The Europeans have stuck with Diesel and the Germans, well, they've probably already found a way to power a car using nothing but air, but they won't share their secrets.
However here in Australia, not much is being done. Holden still refuses to confirm whether or not a Diesel variant of the Commodore will ever come out whilst they work harder trying to sell vehicles like the Hummer H3.
Meanwhile the petrol companies are milking the "Ethanol Blend" fuels as being the environmentally friendly fuel, when in reality they are just as harmful if not worse for the environment than standard fuel (the comic below explains it better than we could).
Nonetheless, one manufacturer in Australia has a long term vision, Ford.
Ford Australia last week confirmed its support for a long-term research project initiated by the University of Melbourne that will seek to find a mass-production friendly hydrogen fueled vehicle engine.
To kick start proceedings, researchers at University of Melbourne will start with a hydrogen assisted jet ignition technology incorporated into Ford's XR-6 (and territory) turbocharged 6-cylinder engines.
"This project will use cutting-edge research into low/zero emissions technology, it will also tackle the important energy issues of hydrogen generation from renewable energy and its high density storage requirements." said University of Melbourne Senior Lecturer, Dr Michael Brear.

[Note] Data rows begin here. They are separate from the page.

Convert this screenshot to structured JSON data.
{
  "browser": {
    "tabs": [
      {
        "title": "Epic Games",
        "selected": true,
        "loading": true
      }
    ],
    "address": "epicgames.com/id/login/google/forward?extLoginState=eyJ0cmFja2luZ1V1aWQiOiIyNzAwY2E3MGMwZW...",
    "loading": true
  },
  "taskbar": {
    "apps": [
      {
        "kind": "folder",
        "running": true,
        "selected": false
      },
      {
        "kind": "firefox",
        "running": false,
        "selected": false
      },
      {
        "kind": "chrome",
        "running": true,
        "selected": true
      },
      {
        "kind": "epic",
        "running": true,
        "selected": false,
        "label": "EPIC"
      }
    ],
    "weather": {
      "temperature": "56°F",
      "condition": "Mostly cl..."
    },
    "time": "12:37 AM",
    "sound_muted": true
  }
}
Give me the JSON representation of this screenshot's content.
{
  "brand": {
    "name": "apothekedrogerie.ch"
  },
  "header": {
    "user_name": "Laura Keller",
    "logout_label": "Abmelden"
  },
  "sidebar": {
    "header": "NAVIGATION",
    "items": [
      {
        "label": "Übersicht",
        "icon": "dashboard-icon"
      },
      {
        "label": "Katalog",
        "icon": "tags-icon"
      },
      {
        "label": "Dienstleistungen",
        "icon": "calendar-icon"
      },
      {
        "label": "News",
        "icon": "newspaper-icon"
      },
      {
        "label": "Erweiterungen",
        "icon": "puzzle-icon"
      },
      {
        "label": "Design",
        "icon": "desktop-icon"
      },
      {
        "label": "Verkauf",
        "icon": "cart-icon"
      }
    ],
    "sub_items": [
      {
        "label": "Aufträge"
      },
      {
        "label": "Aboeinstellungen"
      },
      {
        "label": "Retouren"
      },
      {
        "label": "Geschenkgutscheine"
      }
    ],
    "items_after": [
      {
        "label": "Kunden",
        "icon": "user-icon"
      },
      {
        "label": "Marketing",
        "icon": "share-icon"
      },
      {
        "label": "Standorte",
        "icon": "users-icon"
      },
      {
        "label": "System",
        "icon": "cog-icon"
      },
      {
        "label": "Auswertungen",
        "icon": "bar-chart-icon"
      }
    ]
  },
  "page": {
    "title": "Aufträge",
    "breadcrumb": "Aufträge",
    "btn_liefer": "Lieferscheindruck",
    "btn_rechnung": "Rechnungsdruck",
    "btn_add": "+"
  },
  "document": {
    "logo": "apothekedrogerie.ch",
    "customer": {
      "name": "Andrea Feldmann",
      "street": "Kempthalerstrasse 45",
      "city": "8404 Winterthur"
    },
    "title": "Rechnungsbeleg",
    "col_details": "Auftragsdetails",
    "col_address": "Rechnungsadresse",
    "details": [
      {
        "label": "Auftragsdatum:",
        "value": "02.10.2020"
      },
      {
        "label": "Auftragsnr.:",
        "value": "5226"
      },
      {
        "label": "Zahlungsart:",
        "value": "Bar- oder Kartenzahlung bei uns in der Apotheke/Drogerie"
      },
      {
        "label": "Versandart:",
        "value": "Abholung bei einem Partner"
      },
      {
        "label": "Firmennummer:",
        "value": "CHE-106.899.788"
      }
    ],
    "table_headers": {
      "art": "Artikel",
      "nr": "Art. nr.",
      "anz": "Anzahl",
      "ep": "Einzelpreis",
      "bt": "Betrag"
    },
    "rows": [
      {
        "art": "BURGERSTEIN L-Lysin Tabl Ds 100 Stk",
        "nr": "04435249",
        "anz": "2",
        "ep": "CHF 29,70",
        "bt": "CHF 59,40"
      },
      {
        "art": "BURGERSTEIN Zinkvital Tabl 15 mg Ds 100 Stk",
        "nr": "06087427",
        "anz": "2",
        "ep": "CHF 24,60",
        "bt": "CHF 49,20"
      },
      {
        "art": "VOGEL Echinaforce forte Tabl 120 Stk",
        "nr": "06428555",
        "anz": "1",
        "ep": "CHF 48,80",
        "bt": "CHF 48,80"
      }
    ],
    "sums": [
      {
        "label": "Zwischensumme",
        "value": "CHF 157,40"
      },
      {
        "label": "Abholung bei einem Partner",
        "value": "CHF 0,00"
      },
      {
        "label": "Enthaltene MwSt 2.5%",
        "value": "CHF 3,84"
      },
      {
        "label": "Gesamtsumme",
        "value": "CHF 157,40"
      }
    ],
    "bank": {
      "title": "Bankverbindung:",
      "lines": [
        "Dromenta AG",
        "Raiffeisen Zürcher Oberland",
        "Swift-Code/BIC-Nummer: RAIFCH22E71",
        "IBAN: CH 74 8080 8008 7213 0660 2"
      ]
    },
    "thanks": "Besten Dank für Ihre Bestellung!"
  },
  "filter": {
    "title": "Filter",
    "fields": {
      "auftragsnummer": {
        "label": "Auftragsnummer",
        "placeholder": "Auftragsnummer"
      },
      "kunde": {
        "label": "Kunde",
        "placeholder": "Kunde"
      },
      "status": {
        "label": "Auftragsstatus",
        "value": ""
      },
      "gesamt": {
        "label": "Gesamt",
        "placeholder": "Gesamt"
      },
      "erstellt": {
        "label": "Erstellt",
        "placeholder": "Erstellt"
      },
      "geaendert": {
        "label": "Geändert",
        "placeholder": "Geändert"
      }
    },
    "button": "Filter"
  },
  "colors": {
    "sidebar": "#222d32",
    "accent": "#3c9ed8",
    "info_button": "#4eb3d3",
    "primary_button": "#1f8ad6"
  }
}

To be fair, the project is getting a $1.2 million grant from the Victorian State Government (a move which we strongly applaud). Ford's participation is mainly via the engine donations and resources critical to the develpment of a hydrogen power unit. Its hard to imagine why Holden did not jump on this opportunity? After all this is sure to give Ford a massive head start into creating the environmentally friendly cars of the next decade.

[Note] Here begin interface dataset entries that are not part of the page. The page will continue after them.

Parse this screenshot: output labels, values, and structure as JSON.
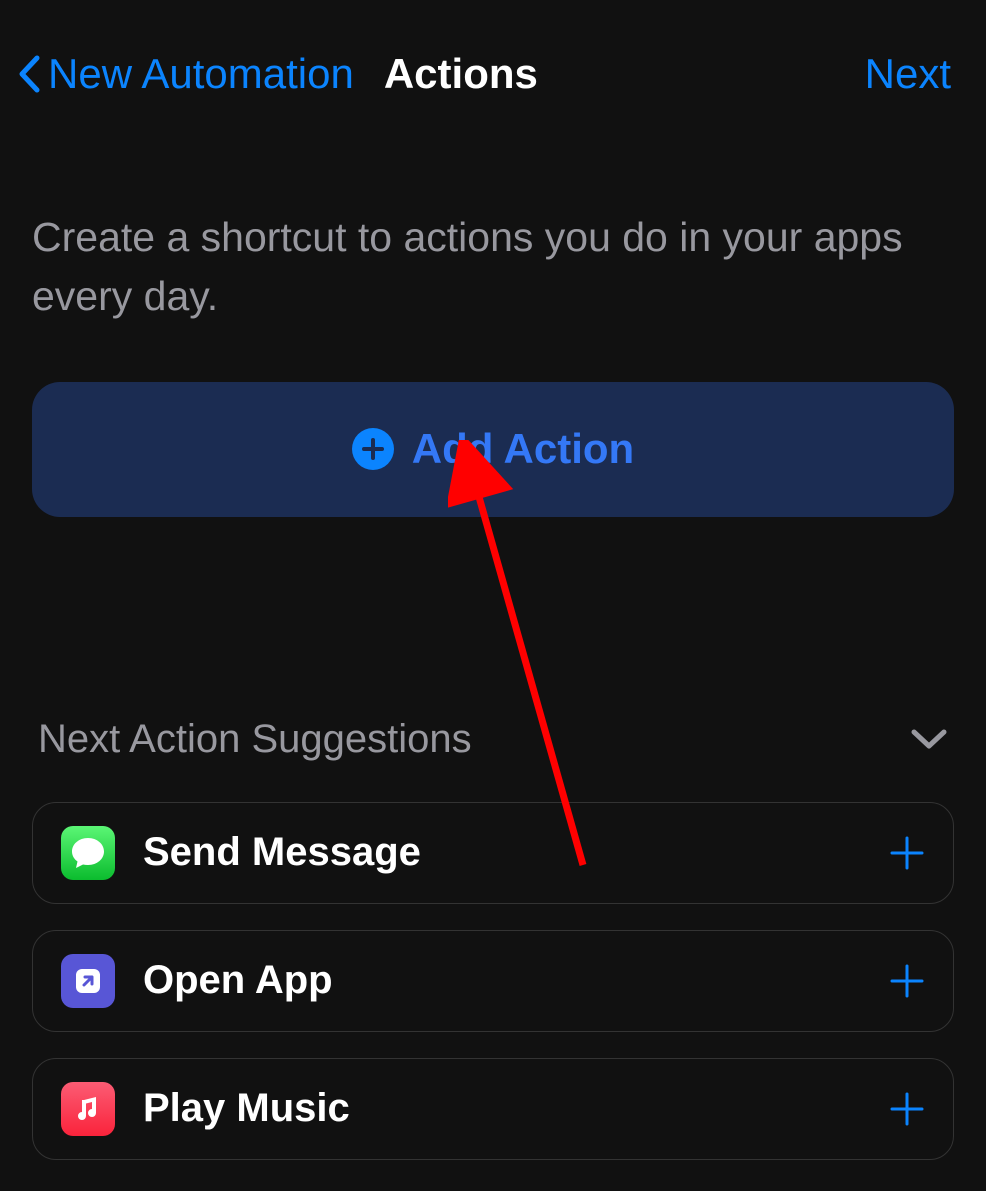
{
  "nav": {
    "back_label": "New Automation",
    "title": "Actions",
    "next_label": "Next"
  },
  "main": {
    "description": "Create a shortcut to actions you do in your apps every day.",
    "add_action_label": "Add Action"
  },
  "suggestions": {
    "heading": "Next Action Suggestions",
    "items": [
      {
        "label": "Send Message",
        "icon": "messages"
      },
      {
        "label": "Open App",
        "icon": "shortcuts"
      },
      {
        "label": "Play Music",
        "icon": "music"
      }
    ]
  },
  "colors": {
    "accent": "#0b84fe",
    "secondary_text": "#98989f",
    "add_action_bg": "#1b2c52"
  }
}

Much like Toyota which is happy to sell as many polluting Land Cruisers as it can, whilst keeping the green and friendly image with the Prius for its propoganda purposes, Ford is no stranger to trying to clean up its image of Fuel Guzzling tanks (mainly from the F series trucks). In late 2006, Ford signed up alongside the University of Melbourne and the Victorian State Government to form the Advanced Centre for Automotive Research Technology (ACART).
The idea of the whole thing being to focus on designing car engines which are not simply focused on todays tried and tested engines. It will be interesting to see when Holden and Ford will both announce the Diesel versions of the Commodore and Falcon, we have a feeling that it can't be too far off.